Active rights advocate wins scouting award

April 18, 1993|By Jodi Bizar | Jodi Bizar,Contributing Writer

When Constance Ross Beims joined the Girl Scouts, she promised to serve her country and help people at all times -- a pledge she has kept for more than 40 years.

A strong advocate for women's rights, racial harmony and nonviolence, Mrs. Beims was honored last week for her commitment to social issues when the Girl Scouts of Central Maryland presented her with its 12th annual Distinguished Woman Award.

She received the award, along with a gold Girl Scout pin Wednesday at the Stouffer Harborplace Hotel. About 200 Girl Scouts, administrators and sponsors attended.

"I was touched," Mrs. Beims said of the award. "I always just thought it was something for somebody else. . . . I am for all people who are not getting their fair share."

She was chosen from among 25 nominees. The recipient is selected by community leaders and former award winners.

A vice president of university relations and development at the University of Maryland Baltimore County, Mrs. Beims, 54, was honored for her efforts in promoting women in the workplace and easing racial tension. As director of the Maryland Commission for Women from 1979 to 1981, she recruited women for government and academic jobs.

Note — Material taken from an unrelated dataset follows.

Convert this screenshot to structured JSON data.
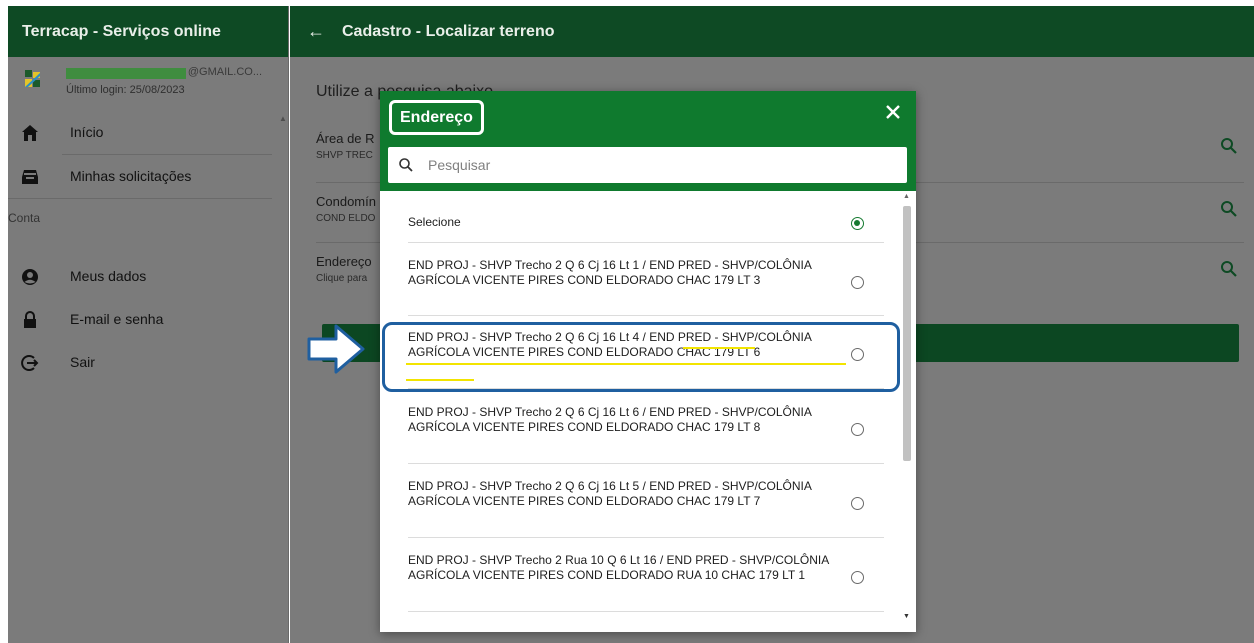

As deputy chief of staff for two years under Gov. Harry Hughes, she was chairwoman of the Task Force on Violence and Extremism, which convened a number of groups in an effort to promote racial and religious tolerance.

Those efforts led to the formation of the National Institute Against Prejudice and Violence in Baltimore, said Robyn Washington, spokeswoman for the Central Maryland Council of Girl Scouts. The institute promotes the cultural aspects of minority groups as a way of easing prejudice.

"We don't just want to make it an issue of tolerance [among racial and ethnic groups], but a celebration of differences," Mrs. Beims said recently.

Growing up in Aberdeen, she joined the Girl Scouts when she was 10 years old, and she says much of her motivation for community work stems from her years as a Girl Scout. It was during her five years as a Scout that she developed an appreciation for helping people.

As a young adult, Mrs. Beims helped form a fair-housing group in Fallston. The 20 members worked with community leaders to ensure that real estate agents were not directing black home buyers away from white communities. "We thought it was important that the community be integrated," Mrs. Beims said.

In 1975, Mrs. Beims landed a job as a legislative research assistant for the General Assembly. She then worked as legislative liaison for the Maryland Commission for Women. In 1979, she became executive director of the commission. After working for Governor Hughes, she took the UMBC job in 1987.

The mother of four, she is a lifelong resident of Harford County. She lives in a 200-year-old home in Darlington with her husband, William Beims.

Baltimore Sun Articles
|
|
|
Please note the green-lined linked article text has been applied commercially without any involvement from our newsroom editors, reporters or any other editorial staff.